Grant Horner is Associate Professor of English at The Master’s College in Santa Clarita, California. A husband and the father of three, Horner is best known to the world for developing a Bible reading plan that is spreading like wildfire. What is the plan? Read 10 chapters of the Bible per day from 10 different sections of Scripture. Professor Horner was gracious enough to sit down and answer 25 questions about his Bible reading system and himself.
Pastor Brett:. I see you studied at both UNC-Chapel Hill and Duke. I didn’t know they would allow that. So, Tar Heels or Blue Devils?
Prof. Horner: I never paid attention to college sports. I taught at University of Alabama for 6 months before I realized that all the noise coming from the big round building on campus was crazed fans screaming ROLL TIDE. When I lived in North Carolina, I was doing PhD work at both UNC and Duke, the great archrivals. I figured out pretty quickly that it would be fun to put bumper stickers for BOTH schools on my car, as I went back and forth between the two campuses and parked. Yep — it was very humorous. Rednecks pulled up next to me at stoplights and called out “boy, you got yersef some kind problem or somthin’???” You could sometimes hear a gun cocking. Lucky I wasn’t shot.
Pastor Brett: You have a book that was recently released. Tell us a little bit about that venture.
Continue reading Interview with Prof. Grant Horner, pt. 1
Dr. Russell Moore nails it.
Tim Keller answers the question:
I am in the process of concluding a mini-sabbatical (3 1/2 weeks) and am grateful for the time I’ve had away to rest and refresh myself spiritually. More congregations need to demand that their pastors take these types of breaks to protect themselves against the pitfalls of ministry. And yes, there are many pitfalls.
The North American Mission Board recently published some alarming statistics gathered by my old friend Darrin Patrick:
Continue reading Coming Off My Mini-Sabbatical
Faithful Gospel preaching in this era of spiritual apathy requires faith and patience. Two stories from the past will encourage the faithful witness.
First, a story from the ministry of John Flavel (1628-1691). Robert Murray M’Cheyne reports of how a 15 year old American immigrant named Luke Short heard Flavel preach a message on 1 Corinthians 16.22: “If any man love not the Lord Jesus Christ, let him be Anathema. Maranatha!” Short was not a Christian at the time, nor was he for the next 85 years. But at the age of 100, he reflected on the memory of that sermon and was converted! Of course, Flavel was already in glory with the Savior at that point.
The second story is not of a pastor but a layman who loved Jesus and proclaimed him faithfully through personal witnessing on a street in Sydney, Australia:
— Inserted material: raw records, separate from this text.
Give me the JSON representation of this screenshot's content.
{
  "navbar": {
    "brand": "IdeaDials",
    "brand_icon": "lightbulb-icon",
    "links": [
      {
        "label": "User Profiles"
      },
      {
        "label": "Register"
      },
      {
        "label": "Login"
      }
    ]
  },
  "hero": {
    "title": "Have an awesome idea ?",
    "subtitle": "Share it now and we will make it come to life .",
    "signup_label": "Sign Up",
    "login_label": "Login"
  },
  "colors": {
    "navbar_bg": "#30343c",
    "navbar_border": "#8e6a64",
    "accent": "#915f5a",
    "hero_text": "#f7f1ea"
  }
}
I just finished reading a book by Kent and Barbara Hughes titled Liberating Ministry From the Success Syndrome. An excellent book, it should probably be read by most pastors, as well as elders, deacons, and other church leaders. It will help them understand one of the leading causes of ministry burnout and ministerial depression: the pressure to produce results.
Here is a sample:
Continue reading The Pressure on Pastors to Produce
One of the things that I am afraid our culture has almost totally abandoned is the value of tapping into the wisdom of those who have been walking longer on this earth. My wife and I recently listened to this wonderful recording of the recently retired Pastor Albert Martin. For parents, there is GOLD in this testimony. Listen and take heed.
A few Sundays ago at Harvest, I delivered a message titled, “How Can I Really Change?” one of the points was if you really want to change in your life, if you really want to experience growth, you need to accept God’s change agents in your life, including difficult trials. Here is a good quote from Malcolm Muggeridge (1903-1990) on this reality:
I can say with complete truthfulness that everything I have learned in my seventy-five years in this world, everything that has truly enhanced and enlightened my existence, has been through affliction and not through happiness.”